- PROBLEM STATEMENT
Pull every "arrow" line out of the data below.

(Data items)
::::

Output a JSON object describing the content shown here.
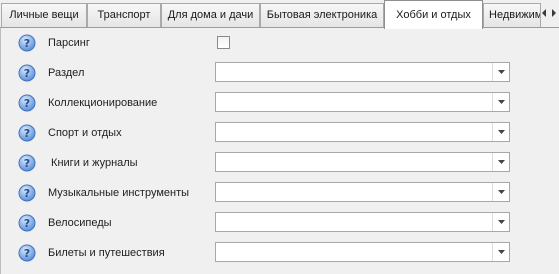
{
  "tabs": [
    {
      "label": "Личные вещи",
      "active": false
    },
    {
      "label": "Транспорт",
      "active": false
    },
    {
      "label": "Для дома и дачи",
      "active": false
    },
    {
      "label": "Бытовая электроника",
      "active": false
    },
    {
      "label": "Хобби и отдых",
      "active": true
    },
    {
      "label": "Недвижим",
      "active": false
    }
  ],
  "form": {
    "parsing": {
      "label": "Парсинг",
      "checked": false
    },
    "fields": [
      {
        "label": "Раздел",
        "value": ""
      },
      {
        "label": "Коллекционирование",
        "value": ""
      },
      {
        "label": "Спорт и отдых",
        "value": ""
      },
      {
        "label": " Книги и журналы",
        "value": ""
      },
      {
        "label": "Музыкальные инструменты",
        "value": ""
      },
      {
        "label": "Велосипеды",
        "value": ""
      },
      {
        "label": "Билеты и путешествия",
        "value": ""
      }
    ]
  },
  "icons": {
    "help": "question-mark-icon",
    "dropdown": "chevron-down-icon",
    "tab_scroll_left": "arrow-left-icon",
    "tab_scroll_right": "arrow-right-icon"
  },
  "colors": {
    "help_icon_blue": "#3f74c4",
    "help_icon_light": "#a9c7f0",
    "panel_background": "#f0f0f0",
    "active_tab_background": "#ffffff"
  }
}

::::

- ANSWER TO THIS EXERCISE
    "tab_scroll_left": "arrow-left-icon",
    "tab_scroll_right": "arrow-right-icon"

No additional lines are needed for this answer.